What Do Cardinals Eat? How to Attract Cardinals
Every editorial product is independently selected, though we may be compensated or receive an affiliate commission if you buy something through our links. Ratings and prices are accurate and items are in stock as of time of publication.
Attract cardinals by learning what cardinals eat, and where cardinals nest. Offer seeds and berries and grow shrubs for shelter.
The Best Ways to Attract Cardinals
If you want to attract redbirds, you need to know, what do cardinals eat and where do they nest? Cardinals aren’t picky about food or how you offer it. They are frequent backyard visitors. For a surefire way to attract cardinals, fill a cardinal bird feeder with black oil sunflower seeds. But ambitious gardeners shouldn’t stop there, because the right plants bring in these ruby red beauties and other songbirds, too. The key is to focus on the trifecta of providing food, cover and places for cardinals to nest and raise young, says Gary Ritchison, an ornithologist at Eastern Kentucky University and writer of the Wild Bird Guide: Northern Cardinal. A deep dive into the life of these birds unveils clues to help you attract cardinals.
Check out fascinating cardinal bird facts.
What Seeds Do Cardinals Eat?
Feeders full of sunflower seeds or safflower seeds are a surefire way to keep cardinals happy. The shape and structure of a northern cardinal’s bill reveals the birds’ food preference. The downward curve, typical of seed-eating birds, allows them to crack open or crush seeds. Cardinals also have larger jaw muscles than many other songbirds, which means they can eat bigger seeds. When selecting plants to attract cardinals, look for some with medium-sized seeds as well as a mixture of seasonality. Seed-bearing plants to try include Purple Majesty millet, nasturtium, purple coneflower, safflower, sunflower and sweet pea.
Don’t miss these simply stunning bird photos of cardinals.
Cardinals Eat Berries
Although seeds are a favorite food, northern cardinals also eat a lot of berries. As nonmigratory birds, they seek a variety of foods as availability changes throughout the year. “They’re pretty adaptive,” Gary says. “They have to be, as a resident bird.” But as they consume fruits, studies suggest, cardinals still are after the seeds, often discarding much of the fruit pulp. For that reason, fruits with larger seeds may be more attractive. Look for berry bushes with a range of fruiting times and, since cardinals forage low to the ground, dwarf shrubs. To attract cardinals, try sumac, dogwood, hackberry, northern bayberry and serviceberry.

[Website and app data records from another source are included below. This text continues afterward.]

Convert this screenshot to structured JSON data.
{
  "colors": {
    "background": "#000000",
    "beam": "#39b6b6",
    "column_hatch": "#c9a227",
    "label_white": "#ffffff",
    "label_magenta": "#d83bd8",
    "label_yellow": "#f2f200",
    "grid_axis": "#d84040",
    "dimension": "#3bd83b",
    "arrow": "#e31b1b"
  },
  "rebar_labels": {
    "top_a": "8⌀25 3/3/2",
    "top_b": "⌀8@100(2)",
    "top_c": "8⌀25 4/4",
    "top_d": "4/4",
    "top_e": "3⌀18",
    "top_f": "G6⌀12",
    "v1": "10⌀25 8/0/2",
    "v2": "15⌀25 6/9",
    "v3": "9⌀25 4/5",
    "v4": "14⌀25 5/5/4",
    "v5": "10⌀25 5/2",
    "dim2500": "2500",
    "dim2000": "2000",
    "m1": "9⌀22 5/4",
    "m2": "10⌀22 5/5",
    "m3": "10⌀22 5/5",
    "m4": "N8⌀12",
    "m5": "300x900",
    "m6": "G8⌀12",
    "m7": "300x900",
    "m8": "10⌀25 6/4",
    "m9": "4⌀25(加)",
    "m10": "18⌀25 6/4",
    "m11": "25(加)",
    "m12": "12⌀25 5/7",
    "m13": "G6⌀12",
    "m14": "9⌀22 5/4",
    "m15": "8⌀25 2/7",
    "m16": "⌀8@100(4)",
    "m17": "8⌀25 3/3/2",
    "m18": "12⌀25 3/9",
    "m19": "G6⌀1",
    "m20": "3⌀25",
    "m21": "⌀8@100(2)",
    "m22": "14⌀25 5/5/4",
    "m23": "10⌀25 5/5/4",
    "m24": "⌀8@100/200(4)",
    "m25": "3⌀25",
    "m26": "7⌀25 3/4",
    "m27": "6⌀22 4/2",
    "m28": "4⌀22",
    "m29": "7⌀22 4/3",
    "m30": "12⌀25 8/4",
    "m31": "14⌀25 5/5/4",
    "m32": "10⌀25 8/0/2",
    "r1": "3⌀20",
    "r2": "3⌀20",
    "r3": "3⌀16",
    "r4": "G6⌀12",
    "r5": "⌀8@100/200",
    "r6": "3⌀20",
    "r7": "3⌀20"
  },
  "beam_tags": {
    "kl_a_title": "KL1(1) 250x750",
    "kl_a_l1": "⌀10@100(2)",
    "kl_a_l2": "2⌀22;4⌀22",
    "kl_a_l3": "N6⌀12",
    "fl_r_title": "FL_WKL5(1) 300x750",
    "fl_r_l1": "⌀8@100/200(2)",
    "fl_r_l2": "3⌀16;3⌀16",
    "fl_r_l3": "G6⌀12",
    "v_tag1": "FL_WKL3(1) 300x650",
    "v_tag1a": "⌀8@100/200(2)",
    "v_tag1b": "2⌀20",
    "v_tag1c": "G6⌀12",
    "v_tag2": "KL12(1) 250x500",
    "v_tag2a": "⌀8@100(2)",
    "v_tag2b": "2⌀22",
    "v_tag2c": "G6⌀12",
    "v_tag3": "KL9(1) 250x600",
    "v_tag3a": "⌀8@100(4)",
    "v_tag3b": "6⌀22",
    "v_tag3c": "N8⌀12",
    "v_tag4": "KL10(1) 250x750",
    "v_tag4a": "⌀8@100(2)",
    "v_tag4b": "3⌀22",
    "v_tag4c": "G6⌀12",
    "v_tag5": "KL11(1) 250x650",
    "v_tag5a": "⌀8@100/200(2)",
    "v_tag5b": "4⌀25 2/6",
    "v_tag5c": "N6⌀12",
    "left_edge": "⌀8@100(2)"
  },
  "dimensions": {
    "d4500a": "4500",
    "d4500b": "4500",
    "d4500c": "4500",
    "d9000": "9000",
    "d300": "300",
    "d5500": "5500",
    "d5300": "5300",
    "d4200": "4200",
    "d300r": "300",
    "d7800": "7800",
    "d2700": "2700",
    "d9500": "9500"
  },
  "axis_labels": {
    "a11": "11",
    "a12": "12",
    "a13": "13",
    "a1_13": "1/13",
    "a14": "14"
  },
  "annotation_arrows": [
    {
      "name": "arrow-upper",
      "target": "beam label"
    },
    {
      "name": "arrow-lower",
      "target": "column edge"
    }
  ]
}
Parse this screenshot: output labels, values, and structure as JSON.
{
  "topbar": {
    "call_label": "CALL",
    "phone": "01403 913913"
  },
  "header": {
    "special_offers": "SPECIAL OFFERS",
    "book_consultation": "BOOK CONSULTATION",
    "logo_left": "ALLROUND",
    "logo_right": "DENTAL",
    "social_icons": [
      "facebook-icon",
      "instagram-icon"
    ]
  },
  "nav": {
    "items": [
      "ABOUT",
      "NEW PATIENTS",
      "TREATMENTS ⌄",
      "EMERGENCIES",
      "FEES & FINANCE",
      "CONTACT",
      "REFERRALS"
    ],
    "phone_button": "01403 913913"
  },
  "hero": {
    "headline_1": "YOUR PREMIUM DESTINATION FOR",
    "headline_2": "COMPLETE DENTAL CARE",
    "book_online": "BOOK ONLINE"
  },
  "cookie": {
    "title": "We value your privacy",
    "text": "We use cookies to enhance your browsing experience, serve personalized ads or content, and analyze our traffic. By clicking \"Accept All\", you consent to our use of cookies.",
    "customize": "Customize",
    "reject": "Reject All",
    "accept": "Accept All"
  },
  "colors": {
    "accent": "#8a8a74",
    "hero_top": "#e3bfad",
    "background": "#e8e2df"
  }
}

If you see a cardinal, here’s what it means.
Where Do Cardinals Nest?
Female cardinals lay three to four whitish-gray bird eggs with brown speckles in a nest of twigs and grasses hidden in a dense tree or shrub. For cardinal nests, concealment is key: The showy birds look for the camouflage of dense shrubs and trees. Compared to other birds, their nests are low, only 4 to 8 feet off the ground. Northern cardinals are territorial during breeding and the male cardinal bird dad stays near the nest. To see cardinals year-round in your yard, host a nesting pair. For their first nests in April or May, cardinals often choose the protection of evergreens. Pairs raise several broods a year and select different sites, so planting a mix of small, dense trees and shrubs is ideal. Some cover trees and plants to try are box elder, eastern red cedar, nannyberry, and shrub roses. Wild grapevine is a good addition, too, because cardinals use its bark for nesting material.
Do northern cardinals mate for life?
What Do Baby Cardinals Eat?
For much of the year, 75 percent of the food that northern cardinals eat is plant material, but at the height of summer breeding season, cardinals supplement their diet with insects. They also will go after bugs to feed their nestlings. In fact, cardinal parents feed their young almost exclusively with insects, which provide the protein that nestlings need to grow muscle. When very young, baby cardinals eat soft-bodied insects such as caterpillars. To attract cardinals and help the weary parents, your garden should include butterfly host plants such as dill, fennel, hollyhock, mustard greens and snapdragon.
Don’t miss these cute and heartwarming baby cardinal photos.
Plant Evergreens to Attract Cardinals
Though Northern cardinals forage on open ground, the birds need a place to retreat quickly to safety. In summer, cardinals use the same dense shrubs that provide nesting sites, but in winter, they escape to evergreens. During cold weather, cardinals form flocks that move around in search of food. Yards that offer plentiful food and cover have the best chance of creating that picture-perfect vision of red cardinals dotting a snow-covered evergreen. Try arborvitae, juniper and spruce.
Next, find out what a cardinal’s call sounds like.